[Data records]
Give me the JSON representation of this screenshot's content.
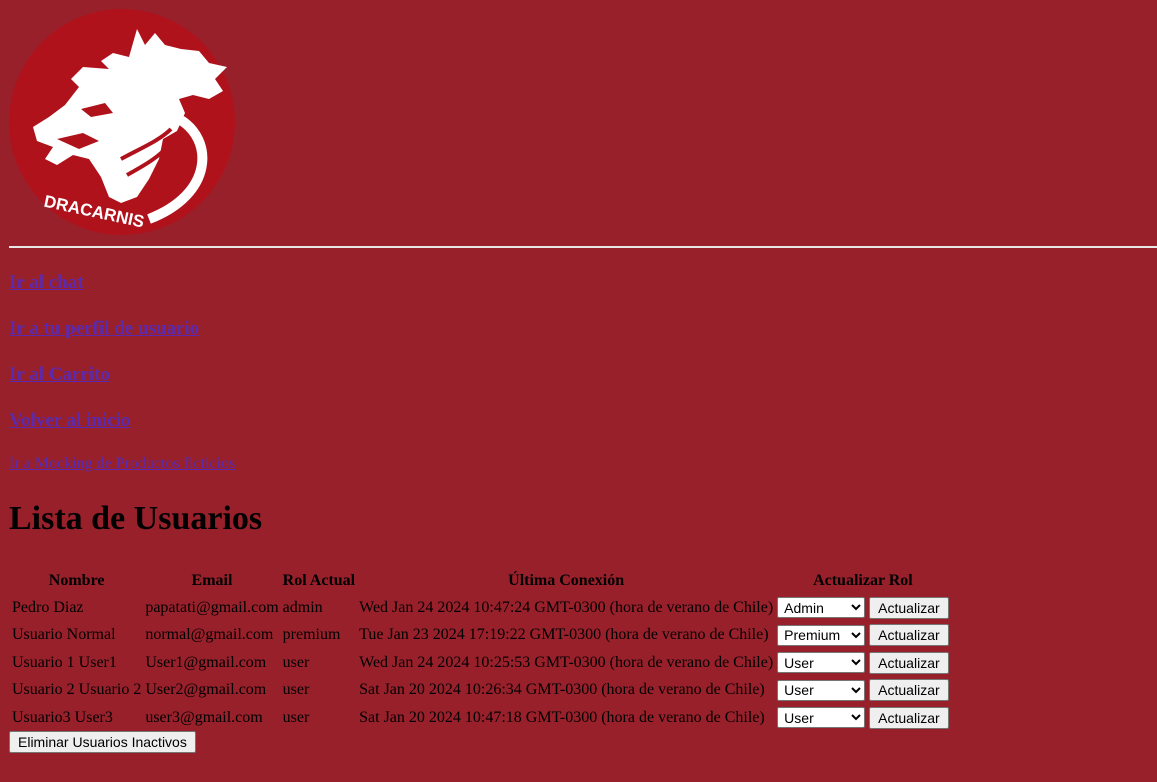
{
  "logo": {
    "text": "DRACARNIS",
    "colors": {
      "circle": "#b0121c",
      "dragon": "#ffffff"
    }
  },
  "nav": {
    "chat": "Ir al chat",
    "profile": "Ir a tu perfil de usuario",
    "cart": "Ir al Carrito",
    "home": "Volver al inicio",
    "mocking": "Ir a Mocking de Productos ficticios"
  },
  "page_title": "Lista de Usuarios",
  "table": {
    "headers": {
      "name": "Nombre",
      "email": "Email",
      "role": "Rol Actual",
      "last": "Última Conexión",
      "update": "Actualizar Rol"
    },
    "rows": [
      {
        "name": "Pedro Diaz",
        "email": "papatati@gmail.com",
        "role": "admin",
        "last": "Wed Jan 24 2024 10:47:24 GMT-0300 (hora de verano de Chile)",
        "selected": "Admin",
        "button": "Actualizar"
      },
      {
        "name": "Usuario Normal",
        "email": "normal@gmail.com",
        "role": "premium",
        "last": "Tue Jan 23 2024 17:19:22 GMT-0300 (hora de verano de Chile)",
        "selected": "Premium",
        "button": "Actualizar"
      },
      {
        "name": "Usuario 1 User1",
        "email": "User1@gmail.com",
        "role": "user",
        "last": "Wed Jan 24 2024 10:25:53 GMT-0300 (hora de verano de Chile)",
        "selected": "User",
        "button": "Actualizar"
      },
      {
        "name": "Usuario 2 Usuario 2",
        "email": "User2@gmail.com",
        "role": "user",
        "last": "Sat Jan 20 2024 10:26:34 GMT-0300 (hora de verano de Chile)",
        "selected": "User",
        "button": "Actualizar"
      },
      {
        "name": "Usuario3 User3",
        "email": "user3@gmail.com",
        "role": "user",
        "last": "Sat Jan 20 2024 10:47:18 GMT-0300 (hora de verano de Chile)",
        "selected": "User",
        "button": "Actualizar"
      }
    ]
  },
  "delete_button": "Eliminar Usuarios Inactivos",
  "colors": {
    "background": "#98202b",
    "link": "#5a2bb0"
  }
}
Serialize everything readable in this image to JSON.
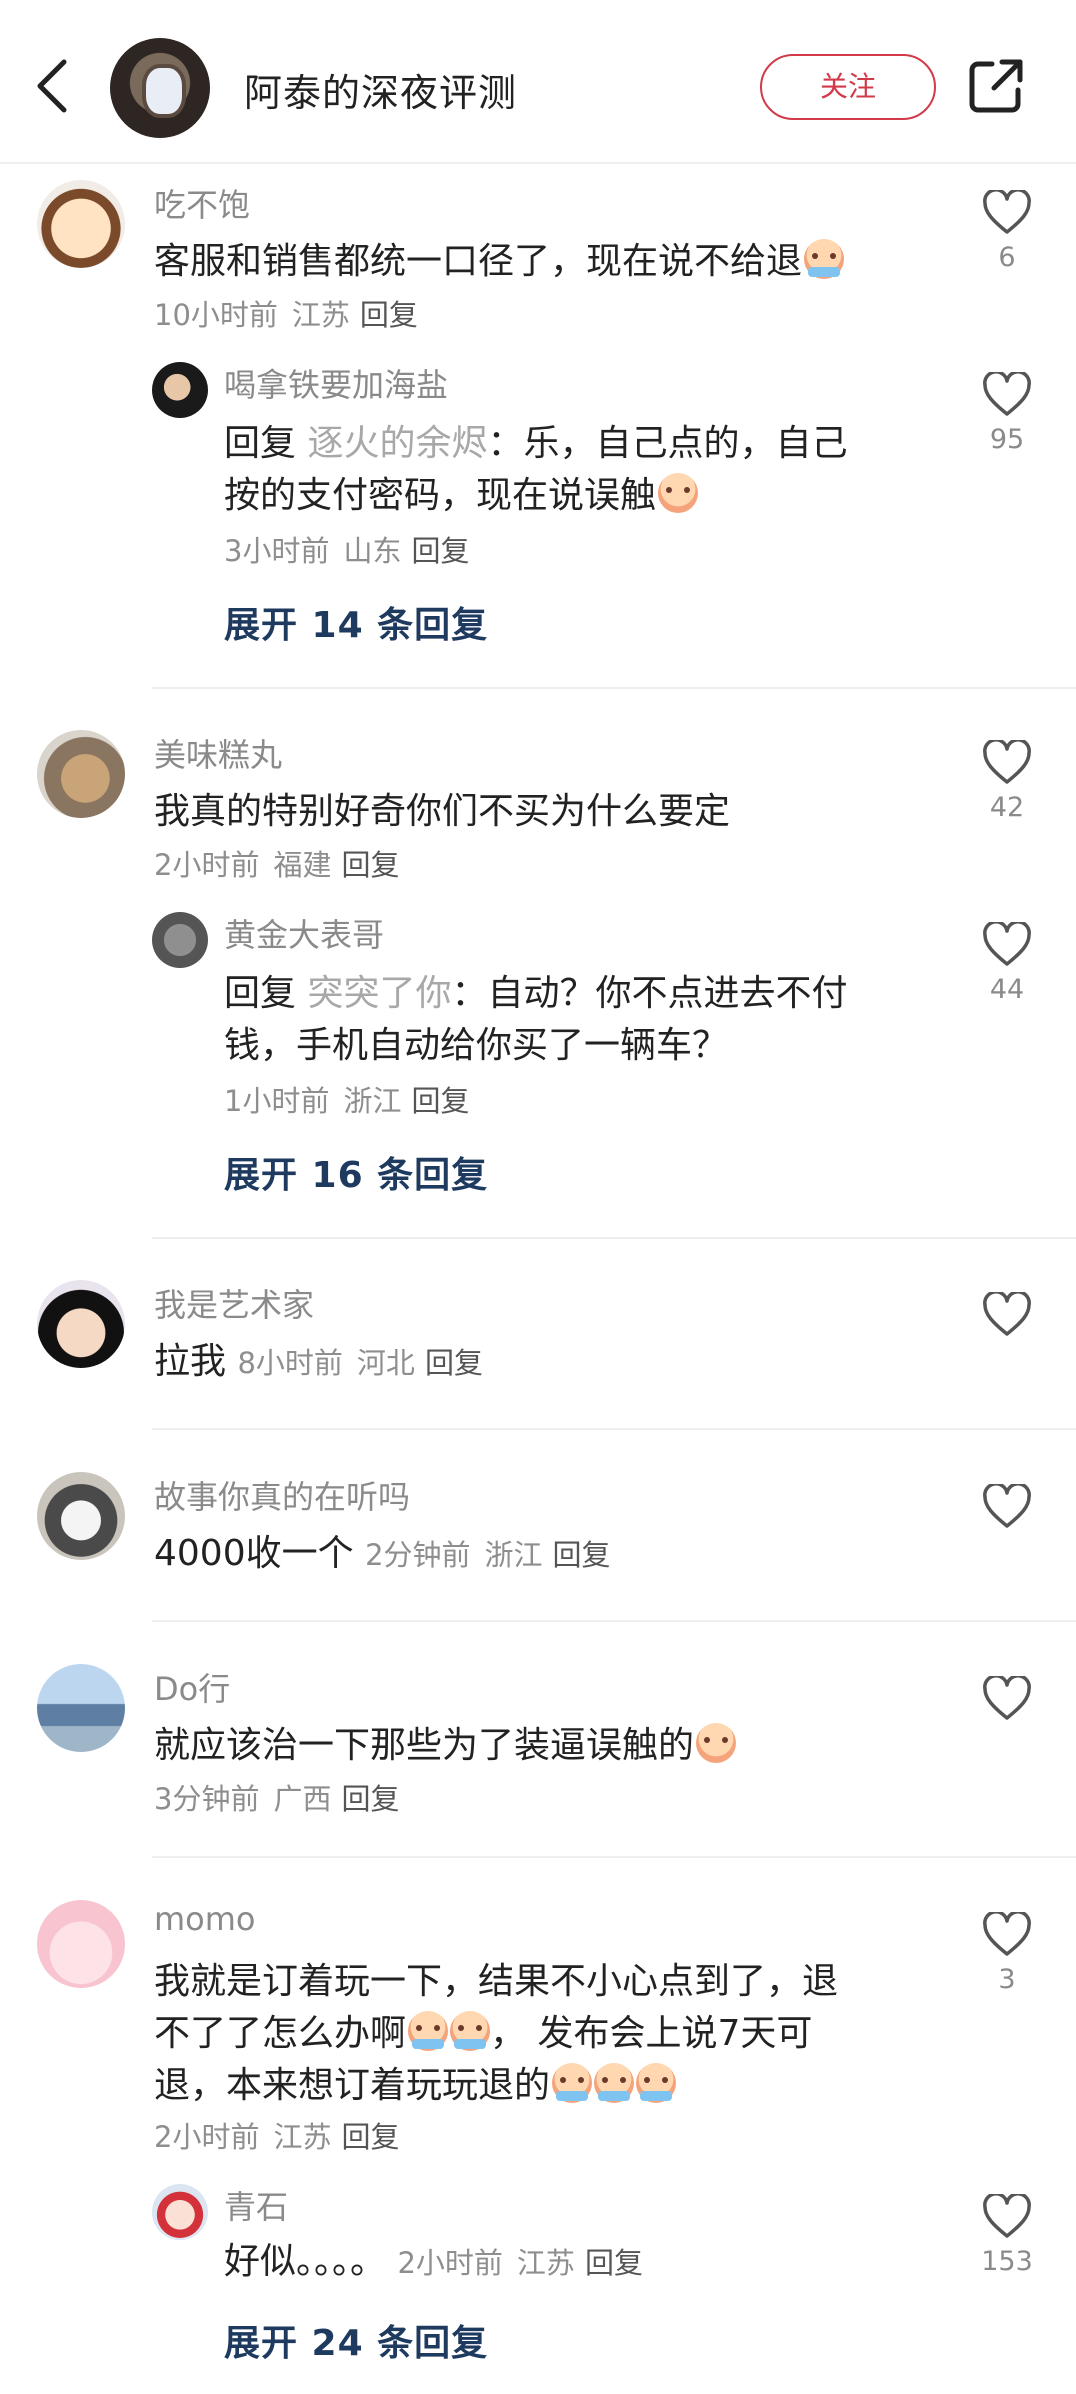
{
  "header": {
    "title": "阿泰的深夜评测",
    "follow_label": "关注",
    "accent": "#d23a4a"
  },
  "comments": [
    {
      "user": "吃不饱",
      "text": "客服和销售都统一口径了，现在说不给退",
      "time": "10小时前",
      "location": "江苏",
      "reply_label": "回复",
      "likes": "6",
      "sub": {
        "user": "喝拿铁要加海盐",
        "prefix": "回复",
        "reply_to": "逐火的余烬",
        "text_line1": "：乐，自己点的，自己",
        "text_line2": "按的支付密码，现在说误触",
        "time": "3小时前",
        "location": "山东",
        "reply_label": "回复",
        "likes": "95"
      },
      "expand": "展开 14 条回复"
    },
    {
      "user": "美味糕丸",
      "text": "我真的特别好奇你们不买为什么要定",
      "time": "2小时前",
      "location": "福建",
      "reply_label": "回复",
      "likes": "42",
      "sub": {
        "user": "黄金大表哥",
        "prefix": "回复",
        "reply_to": "突突了你",
        "text_line1": "：自动？你不点进去不付",
        "text_line2": "钱，手机自动给你买了一辆车？",
        "time": "1小时前",
        "location": "浙江",
        "reply_label": "回复",
        "likes": "44"
      },
      "expand": "展开 16 条回复"
    },
    {
      "user": "我是艺术家",
      "text": "拉我",
      "time": "8小时前",
      "location": "河北",
      "reply_label": "回复"
    },
    {
      "user": "故事你真的在听吗",
      "text": "4000收一个",
      "time": "2分钟前",
      "location": "浙江",
      "reply_label": "回复"
    },
    {
      "user": "Do行",
      "text": "就应该治一下那些为了装逼误触的",
      "time": "3分钟前",
      "location": "广西",
      "reply_label": "回复"
    },
    {
      "user": "momo",
      "text_line1": "我就是订着玩一下，结果不小心点到了，退",
      "text_line2": "不了了怎么办啊",
      "text_line2b": "， 发布会上说7天可",
      "text_line3": "退，本来想订着玩玩退的",
      "time": "2小时前",
      "location": "江苏",
      "reply_label": "回复",
      "likes": "3",
      "sub": {
        "user": "青石",
        "text": "好似。。。。",
        "time": "2小时前",
        "location": "江苏",
        "reply_label": "回复",
        "likes": "153"
      },
      "expand": "展开 24 条回复"
    }
  ]
}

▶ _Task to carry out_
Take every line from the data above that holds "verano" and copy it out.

▶ _Written response_
        "last": "Wed Jan 24 2024 10:47:24 GMT-0300 (hora de verano de Chile)",
        "last": "Tue Jan 23 2024 17:19:22 GMT-0300 (hora de verano de Chile)",
        "last": "Wed Jan 24 2024 10:25:53 GMT-0300 (hora de verano de Chile)",
        "last": "Sat Jan 20 2024 10:26:34 GMT-0300 (hora de verano de Chile)",
        "last": "Sat Jan 20 2024 10:47:18 GMT-0300 (hora de verano de Chile)",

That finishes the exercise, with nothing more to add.